The access level keywords are used to specify who has access to retrieve and store data in the data member through getter and setter methods respectively. (A “getter method” is simply the term we use for a method that returns the value stored in a data member, and a “setter method” is the term that refers to a method that sets the value of a data member to a given value.) Public data members have getter and setter methods that can be called in any context. Private data members have getter and setter methods that can only be called within the type’s own member methods. The getter and setter methods for protected data members can only be called by the type’s member methods and by member methods of any types that inherit from this type. (Type inheritance is beyond the scope of this tutorial.)

Next come the member method definitions. These are exactly like standard method definitions, but instead of starting with the define keyword, they start with one of the access level keywords (public, private, protected). Just like with data members, this specifies where these methods can be called. (In our example, all the member methods are public and may therefore be called from anywhere.)

First, we use multiple dispatch to create two time_of_day->onCreate methods which mirror the two methods we created in the methods tutorial. The first one may look unusual as it doesn’t have any braces. They are unnecessary if the method can be written in a single expression whose value you want to return. The code above is equivalent to writing:

public onCreate(datetime::date=date) => {
   return .onCreate(datetime->hour)

The “onCreate” method is a special method for types. They define type creator methods that are used to create instances of your type (also called “objects”). With the time_of_day->onCreate methods above, we have defined two different type creator methods, one that can be called like this:

time_of_day       // No parameters
time_of_day(date) // Any date object as a parameter

And one that can be called with an integer:

time_of_day(14)   // Any integer parameter for the hour

Note that since a type creator method is always called to create the object, we could have put the code setting the map for “time_info” inside the “onCreate” method. Also note that it is best practice to have one “onCreate” method that does all the setup work that all the other “onCreate” methods call. (Don’t repeat yourself!)

Next are the methods for getting the greeting and the background color; they simply use the map in the item_info data member to return the correct value. As the initial key into the map, they use the value returned by the time_of_day->asString method.

The time_of_day->asString method contains the logic for determining if the hour is morning, afternoon, or evening. We named the method “asString” because that method name has special significance for Lasso. Lasso implicitly calls this method if a statement contains nothing but an object or type creator method. For example:

// => afternoon

If we did not define our own “asString” method, the default is to just return the name of the type, so the above example would return “time_of_day” instead of “afternoon”.

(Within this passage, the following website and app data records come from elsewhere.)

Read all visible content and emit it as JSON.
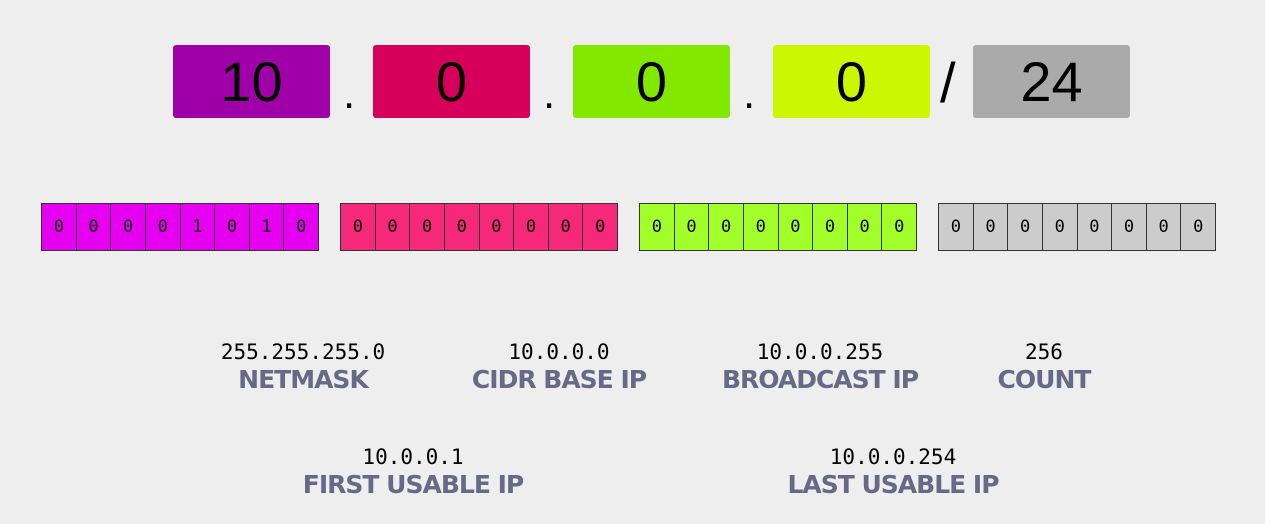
{
  "octets": [
    {
      "value": "10",
      "color": "#a000a8"
    },
    {
      "value": "0",
      "color": "#d6005a"
    },
    {
      "value": "0",
      "color": "#82e800"
    },
    {
      "value": "0",
      "color": "#cdf700"
    }
  ],
  "separators": {
    "dot": ".",
    "slash": "/"
  },
  "prefix": {
    "value": "24",
    "color": "#aaaaaa"
  },
  "bit_groups": [
    {
      "bits": [
        "0",
        "0",
        "0",
        "0",
        "1",
        "0",
        "1",
        "0"
      ],
      "color": "#e600f0"
    },
    {
      "bits": [
        "0",
        "0",
        "0",
        "0",
        "0",
        "0",
        "0",
        "0"
      ],
      "color": "#f5287a"
    },
    {
      "bits": [
        "0",
        "0",
        "0",
        "0",
        "0",
        "0",
        "0",
        "0"
      ],
      "color": "#a2ff2a"
    },
    {
      "bits": [
        "0",
        "0",
        "0",
        "0",
        "0",
        "0",
        "0",
        "0"
      ],
      "color": "#cccccc"
    }
  ],
  "stats": {
    "netmask": {
      "value": "255.255.255.0",
      "label": "NETMASK"
    },
    "cidr_base_ip": {
      "value": "10.0.0.0",
      "label": "CIDR BASE IP"
    },
    "broadcast_ip": {
      "value": "10.0.0.255",
      "label": "BROADCAST IP"
    },
    "count": {
      "value": "256",
      "label": "COUNT"
    },
    "first_usable_ip": {
      "value": "10.0.0.1",
      "label": "FIRST USABLE IP"
    },
    "last_usable_ip": {
      "value": "10.0.0.254",
      "label": "LAST USABLE IP"
    }
  }
}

The code on the page starts by instantiating a time_of_day object with the current time into a local variable named “time_of_day”. It then uses this object to get the correct background color and greeting on the page by calling the corresponding member methods using the target operator (->) followed by the name of the method.

The result is that we now have a custom type we can use on any page to get the time of day as well as the appropriate greeting and background color for that time of day.

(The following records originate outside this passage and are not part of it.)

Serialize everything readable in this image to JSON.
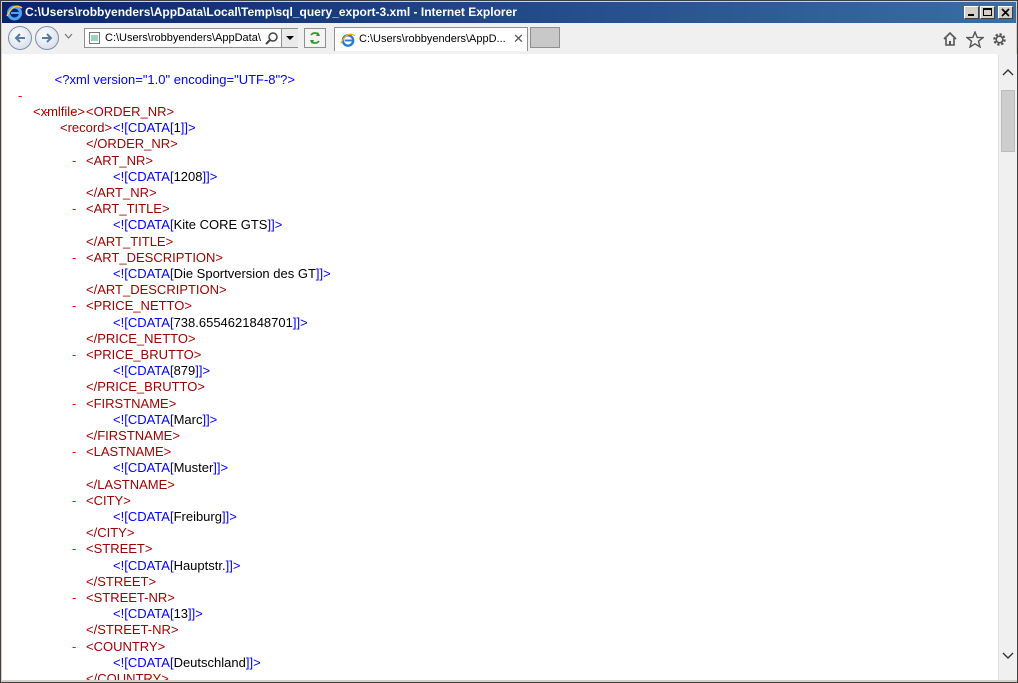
{
  "window": {
    "title": "C:\\Users\\robbyenders\\AppData\\Local\\Temp\\sql_query_export-3.xml - Internet Explorer"
  },
  "toolbar": {
    "address_value": "C:\\Users\\robbyenders\\AppData\\",
    "tab_label": "C:\\Users\\robbyenders\\AppD...",
    "tab_close": "✕"
  },
  "icons": {
    "app": "ie-logo-icon",
    "back": "back-arrow-icon",
    "forward": "forward-arrow-icon",
    "search": "search-icon",
    "refresh": "refresh-icon",
    "home": "home-icon",
    "favorites": "star-icon",
    "tools": "gear-icon"
  },
  "colors": {
    "tag": "#990000",
    "pi": "#0000ff",
    "minus": "#ff0000",
    "title_start": "#0a246a",
    "title_end": "#3a6ea5"
  },
  "xml": {
    "declaration": "<?xml version=\"1.0\" encoding=\"UTF-8\"?>",
    "root_open": "<xmlfile>",
    "record_open": "<record>",
    "minus": "-",
    "fields": [
      {
        "open": "<ORDER_NR>",
        "cdata_value": "1",
        "close": "</ORDER_NR>"
      },
      {
        "open": "<ART_NR>",
        "cdata_value": "1208",
        "close": "</ART_NR>"
      },
      {
        "open": "<ART_TITLE>",
        "cdata_value": "Kite CORE GTS",
        "close": "</ART_TITLE>"
      },
      {
        "open": "<ART_DESCRIPTION>",
        "cdata_value": "Die Sportversion des GT",
        "close": "</ART_DESCRIPTION>"
      },
      {
        "open": "<PRICE_NETTO>",
        "cdata_value": "738.6554621848701",
        "close": "</PRICE_NETTO>"
      },
      {
        "open": "<PRICE_BRUTTO>",
        "cdata_value": "879",
        "close": "</PRICE_BRUTTO>"
      },
      {
        "open": "<FIRSTNAME>",
        "cdata_value": "Marc",
        "close": "</FIRSTNAME>"
      },
      {
        "open": "<LASTNAME>",
        "cdata_value": "Muster",
        "close": "</LASTNAME>"
      },
      {
        "open": "<CITY>",
        "cdata_value": "Freiburg",
        "close": "</CITY>"
      },
      {
        "open": "<STREET>",
        "cdata_value": "Hauptstr.",
        "close": "</STREET>"
      },
      {
        "open": "<STREET-NR>",
        "cdata_value": "13",
        "close": "</STREET-NR>"
      },
      {
        "open": "<COUNTRY>",
        "cdata_value": "Deutschland",
        "close": "</COUNTRY>"
      }
    ],
    "cdata_open": "<![CDATA[",
    "cdata_close": "]]>"
  }
}
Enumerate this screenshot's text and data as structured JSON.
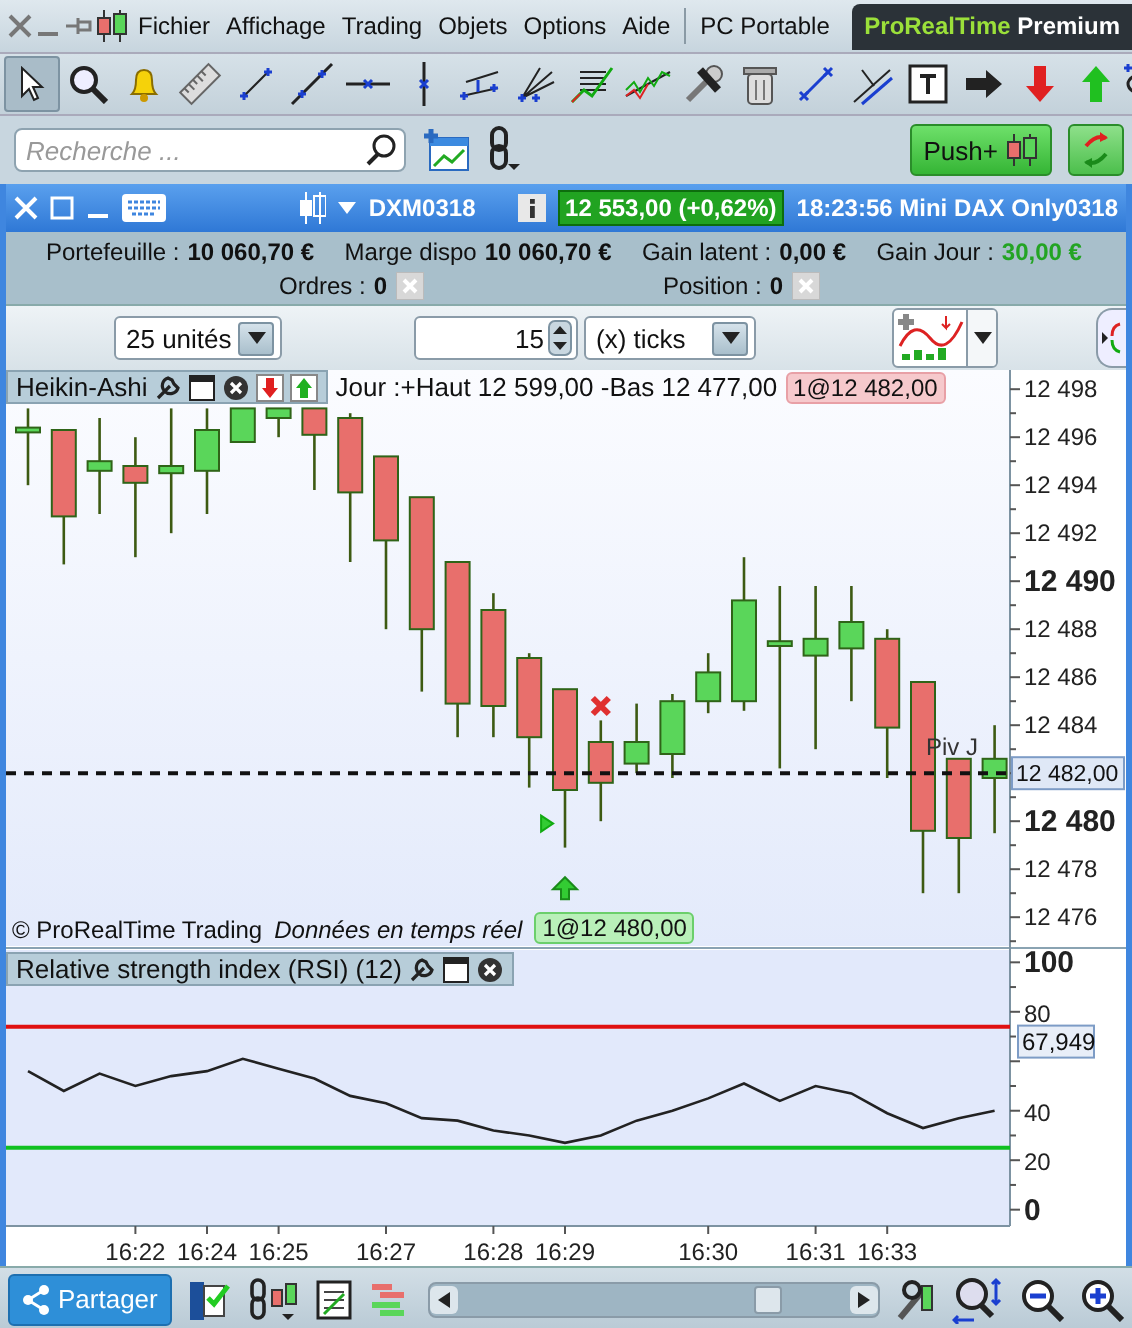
{
  "menubar": {
    "items": [
      {
        "label": "Fichier"
      },
      {
        "label": "Affichage"
      },
      {
        "label": "Trading"
      },
      {
        "label": "Objets"
      },
      {
        "label": "Options"
      },
      {
        "label": "Aide"
      }
    ],
    "workspace": "PC Portable",
    "brand": {
      "name": "ProRealTime",
      "edition": "Premium"
    }
  },
  "toolbar": {
    "tools": [
      {
        "selected": true
      },
      {
        "selected": false
      },
      {
        "selected": false
      },
      {
        "selected": false
      },
      {
        "selected": false
      },
      {
        "selected": false
      },
      {
        "selected": false
      },
      {
        "selected": false
      },
      {
        "selected": false
      },
      {
        "selected": false
      },
      {
        "selected": false
      },
      {
        "selected": false
      },
      {
        "selected": false
      },
      {
        "selected": false
      },
      {
        "selected": false
      },
      {
        "selected": false
      },
      {
        "selected": false
      },
      {
        "selected": false
      },
      {
        "selected": false
      },
      {
        "selected": false
      },
      {
        "selected": false
      }
    ]
  },
  "search": {
    "placeholder": "Recherche ..."
  },
  "push_button": {
    "label": "Push+"
  },
  "instrument_bar": {
    "symbol": "DXM0318",
    "quote": "12 553,00 (+0,62%)",
    "caption": "18:23:56 Mini DAX Only0318"
  },
  "account": {
    "fields": [
      {
        "label": "Portefeuille :",
        "value": "10 060,70 €",
        "kind": "plain"
      },
      {
        "label": "Marge dispo",
        "value": "10 060,70 €",
        "kind": "plain"
      },
      {
        "label": "Gain latent :",
        "value": "0,00 €",
        "kind": "plain"
      },
      {
        "label": "Gain Jour :",
        "value": "30,00 €",
        "kind": "gain"
      }
    ],
    "counters": [
      {
        "label": "Ordres :",
        "value": "0"
      },
      {
        "label": "Position :",
        "value": "0"
      }
    ]
  },
  "order_bar": {
    "quantity": "25 unités",
    "distance": "15",
    "unit": "(x) ticks"
  },
  "price_chart": {
    "day_info": "Jour :+Haut 12 599,00 -Bas 12 477,00",
    "order_tag": "1@12 482,00",
    "copyright": "© ProRealTime Trading",
    "feed": "Données en temps réel",
    "position_tag": "1@12 480,00",
    "chart_data": {
      "type": "candlestick",
      "title": "Heikin-Ashi",
      "ylim": [
        12474.8,
        12498.8
      ],
      "yticks": [
        {
          "value": 12498,
          "label": "12 498"
        },
        {
          "value": 12496,
          "label": "12 496"
        },
        {
          "value": 12494,
          "label": "12 494"
        },
        {
          "value": 12492,
          "label": "12 492"
        },
        {
          "value": 12490,
          "label": "12 490"
        },
        {
          "value": 12488,
          "label": "12 488"
        },
        {
          "value": 12486,
          "label": "12 486"
        },
        {
          "value": 12484,
          "label": "12 484"
        },
        {
          "value": 12480,
          "label": "12 480"
        },
        {
          "value": 12478,
          "label": "12 478"
        },
        {
          "value": 12476,
          "label": "12 476"
        }
      ],
      "ohlc": [
        [
          12496.2,
          12497.2,
          12494,
          12496.4
        ],
        [
          12496.3,
          12496.3,
          12490.7,
          12492.7
        ],
        [
          12494.6,
          12496.8,
          12492.8,
          12495
        ],
        [
          12494.8,
          12496,
          12491,
          12494.1
        ],
        [
          12494.5,
          12497.2,
          12492,
          12494.8
        ],
        [
          12494.6,
          12497.2,
          12492.8,
          12496.3
        ],
        [
          12495.8,
          12497.2,
          12495.8,
          12497.2
        ],
        [
          12496.8,
          12497.2,
          12496,
          12497.2
        ],
        [
          12497.2,
          12497.2,
          12493.8,
          12496.1
        ],
        [
          12496.8,
          12497,
          12490.8,
          12493.7
        ],
        [
          12495.2,
          12495.2,
          12488,
          12491.7
        ],
        [
          12493.5,
          12493.5,
          12485.4,
          12488
        ],
        [
          12490.8,
          12490.8,
          12483.5,
          12484.9
        ],
        [
          12488.8,
          12489.5,
          12483.5,
          12484.8
        ],
        [
          12486.8,
          12487,
          12481.4,
          12483.5
        ],
        [
          12485.5,
          12485.5,
          12478.9,
          12481.3
        ],
        [
          12483.3,
          12484.2,
          12480,
          12481.6
        ],
        [
          12482.4,
          12484.9,
          12482,
          12483.3
        ],
        [
          12482.8,
          12485.3,
          12481.8,
          12485
        ],
        [
          12485,
          12487,
          12484.5,
          12486.2
        ],
        [
          12485,
          12491,
          12484.6,
          12489.2
        ],
        [
          12487.3,
          12489.8,
          12482.2,
          12487.5
        ],
        [
          12486.9,
          12489.8,
          12483,
          12487.6
        ],
        [
          12487.2,
          12489.8,
          12485,
          12488.3
        ],
        [
          12487.6,
          12488,
          12481.8,
          12483.9
        ],
        [
          12485.8,
          12485.8,
          12477,
          12479.6
        ],
        [
          12482.6,
          12482.6,
          12477,
          12479.3
        ],
        [
          12481.8,
          12484,
          12479.5,
          12482.6
        ]
      ],
      "ref_lines": [
        {
          "axis": "y",
          "value": 12482,
          "label": "12 482,00"
        }
      ],
      "annotations": [
        {
          "text": "Piv J"
        }
      ]
    }
  },
  "rsi_chart": {
    "chart_data": {
      "type": "line",
      "title": "Relative strength index (RSI) (12)",
      "ylim": [
        -6.6,
        106.6
      ],
      "yticks": [
        {
          "value": 100,
          "label": "100"
        },
        {
          "value": 80,
          "label": "80"
        },
        {
          "value": 40,
          "label": "40"
        },
        {
          "value": 20,
          "label": "20"
        },
        {
          "value": 0,
          "label": "0"
        }
      ],
      "categories": [
        null,
        null,
        null,
        "16:22",
        null,
        "16:24",
        null,
        "16:25",
        null,
        null,
        "16:27",
        null,
        null,
        "16:28",
        null,
        "16:29",
        null,
        null,
        null,
        "16:30",
        null,
        null,
        "16:31",
        null,
        "16:33",
        null,
        null,
        null
      ],
      "series": [
        {
          "color": "#222222",
          "values": [
            56,
            48,
            55,
            50,
            54,
            56,
            61,
            57,
            53,
            46,
            43,
            37,
            36,
            32,
            30,
            27,
            30,
            36,
            40,
            45,
            51,
            44,
            50,
            47,
            39,
            33,
            37,
            40
          ]
        }
      ],
      "ref_lines": [
        {
          "axis": "y",
          "value": 74,
          "color": "#e01010"
        },
        {
          "axis": "y",
          "value": 25,
          "color": "#10c020"
        }
      ],
      "annotations": [
        {
          "text": "67,949"
        }
      ]
    }
  },
  "bottom_bar": {
    "share_button": "Partager"
  }
}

See also

For detailed documentation on creating custom Lasso types, see the Types chapter.